··· DATA FOR ANALYSIS ···

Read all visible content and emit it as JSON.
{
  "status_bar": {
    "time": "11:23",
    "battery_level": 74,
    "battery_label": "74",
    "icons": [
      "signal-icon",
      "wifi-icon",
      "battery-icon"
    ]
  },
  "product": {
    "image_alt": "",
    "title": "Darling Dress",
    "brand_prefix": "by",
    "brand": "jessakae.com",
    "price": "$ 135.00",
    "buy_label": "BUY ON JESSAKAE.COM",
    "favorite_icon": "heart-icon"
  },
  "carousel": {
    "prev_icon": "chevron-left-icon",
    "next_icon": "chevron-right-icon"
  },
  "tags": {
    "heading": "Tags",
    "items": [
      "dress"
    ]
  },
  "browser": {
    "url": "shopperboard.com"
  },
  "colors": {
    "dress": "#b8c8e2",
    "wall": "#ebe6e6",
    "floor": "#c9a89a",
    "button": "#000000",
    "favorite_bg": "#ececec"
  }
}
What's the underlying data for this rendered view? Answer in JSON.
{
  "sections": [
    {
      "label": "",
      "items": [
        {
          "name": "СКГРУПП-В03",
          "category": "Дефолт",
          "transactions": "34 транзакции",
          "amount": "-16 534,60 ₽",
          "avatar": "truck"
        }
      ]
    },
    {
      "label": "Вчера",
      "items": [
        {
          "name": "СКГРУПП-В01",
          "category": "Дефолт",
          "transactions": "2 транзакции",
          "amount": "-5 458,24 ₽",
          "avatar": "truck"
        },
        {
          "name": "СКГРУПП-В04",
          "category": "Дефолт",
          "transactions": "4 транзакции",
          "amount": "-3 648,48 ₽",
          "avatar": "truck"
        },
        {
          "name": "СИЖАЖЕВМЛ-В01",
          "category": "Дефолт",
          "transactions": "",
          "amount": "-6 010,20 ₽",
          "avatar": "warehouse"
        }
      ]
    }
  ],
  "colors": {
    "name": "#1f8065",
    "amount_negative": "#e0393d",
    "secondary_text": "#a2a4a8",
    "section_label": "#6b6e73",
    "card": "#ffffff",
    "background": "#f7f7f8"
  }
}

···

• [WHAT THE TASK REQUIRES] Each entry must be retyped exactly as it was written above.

• [RESPONSE BELOW]
Read all visible content and emit it as JSON.
{
  "status_bar": {
    "time": "11:23",
    "battery_level": 74,
    "battery_label": "74",
    "icons": [
      "signal-icon",
      "wifi-icon",
      "battery-icon"
    ]
  },
  "product": {
    "image_alt": "",
    "title": "Darling Dress",
    "brand_prefix": "by",
    "brand": "jessakae.com",
    "price": "$ 135.00",
    "buy_label": "BUY ON JESSAKAE.COM",
    "favorite_icon": "heart-icon"
  },
  "carousel": {
    "prev_icon": "chevron-left-icon",
    "next_icon": "chevron-right-icon"
  },
  "tags": {
    "heading": "Tags",
    "items": [
      "dress"
    ]
  },
  "browser": {
    "url": "shopperboard.com"
  },
  "colors": {
    "dress": "#b8c8e2",
    "wall": "#ebe6e6",
    "floor": "#c9a89a",
    "button": "#000000",
    "favorite_bg": "#ececec"
  }
}
What's the underlying data for this rendered view? Answer in JSON.
{
  "sections": [
    {
      "label": "",
      "items": [
        {
          "name": "СКГРУПП-В03",
          "category": "Дефолт",
          "transactions": "34 транзакции",
          "amount": "-16 534,60 ₽",
          "avatar": "truck"
        }
      ]
    },
    {
      "label": "Вчера",
      "items": [
        {
          "name": "СКГРУПП-В01",
          "category": "Дефолт",
          "transactions": "2 транзакции",
          "amount": "-5 458,24 ₽",
          "avatar": "truck"
        },
        {
          "name": "СКГРУПП-В04",
          "category": "Дефолт",
          "transactions": "4 транзакции",
          "amount": "-3 648,48 ₽",
          "avatar": "truck"
        },
        {
          "name": "СИЖАЖЕВМЛ-В01",
          "category": "Дефолт",
          "transactions": "",
          "amount": "-6 010,20 ₽",
          "avatar": "warehouse"
        }
      ]
    }
  ],
  "colors": {
    "name": "#1f8065",
    "amount_negative": "#e0393d",
    "secondary_text": "#a2a4a8",
    "section_label": "#6b6e73",
    "card": "#ffffff",
    "background": "#f7f7f8"
  }
}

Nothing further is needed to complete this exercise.